Problem statement:
Go through the entries below and tally the lines containing the string "name"; report only the tally.

====== Dataset

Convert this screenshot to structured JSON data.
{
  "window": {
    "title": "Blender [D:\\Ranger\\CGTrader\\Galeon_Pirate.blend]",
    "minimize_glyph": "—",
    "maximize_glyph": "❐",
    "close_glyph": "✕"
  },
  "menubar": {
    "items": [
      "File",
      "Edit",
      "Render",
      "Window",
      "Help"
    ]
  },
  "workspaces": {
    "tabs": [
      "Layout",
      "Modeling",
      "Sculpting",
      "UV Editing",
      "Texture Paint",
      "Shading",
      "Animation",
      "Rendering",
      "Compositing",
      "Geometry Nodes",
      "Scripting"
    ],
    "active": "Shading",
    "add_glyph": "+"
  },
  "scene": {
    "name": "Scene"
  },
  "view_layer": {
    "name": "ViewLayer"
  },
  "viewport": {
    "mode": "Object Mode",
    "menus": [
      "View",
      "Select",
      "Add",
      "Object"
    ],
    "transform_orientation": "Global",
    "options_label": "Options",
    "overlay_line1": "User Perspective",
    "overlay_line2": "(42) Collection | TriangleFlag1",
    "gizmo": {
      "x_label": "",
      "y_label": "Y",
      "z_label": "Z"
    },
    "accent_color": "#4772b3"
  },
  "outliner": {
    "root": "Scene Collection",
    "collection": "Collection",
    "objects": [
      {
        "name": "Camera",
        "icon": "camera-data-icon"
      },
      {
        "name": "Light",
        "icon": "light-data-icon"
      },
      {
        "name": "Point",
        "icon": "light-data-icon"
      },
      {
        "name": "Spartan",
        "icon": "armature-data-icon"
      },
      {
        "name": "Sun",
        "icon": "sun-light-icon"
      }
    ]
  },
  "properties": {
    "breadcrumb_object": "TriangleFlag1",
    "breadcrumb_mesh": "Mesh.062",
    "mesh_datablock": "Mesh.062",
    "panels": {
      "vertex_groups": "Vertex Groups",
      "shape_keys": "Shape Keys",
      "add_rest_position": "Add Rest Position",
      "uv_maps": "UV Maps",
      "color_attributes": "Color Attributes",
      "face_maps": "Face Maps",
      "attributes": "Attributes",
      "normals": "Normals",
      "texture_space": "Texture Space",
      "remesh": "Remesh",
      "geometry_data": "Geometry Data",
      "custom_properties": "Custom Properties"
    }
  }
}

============

Result below:
7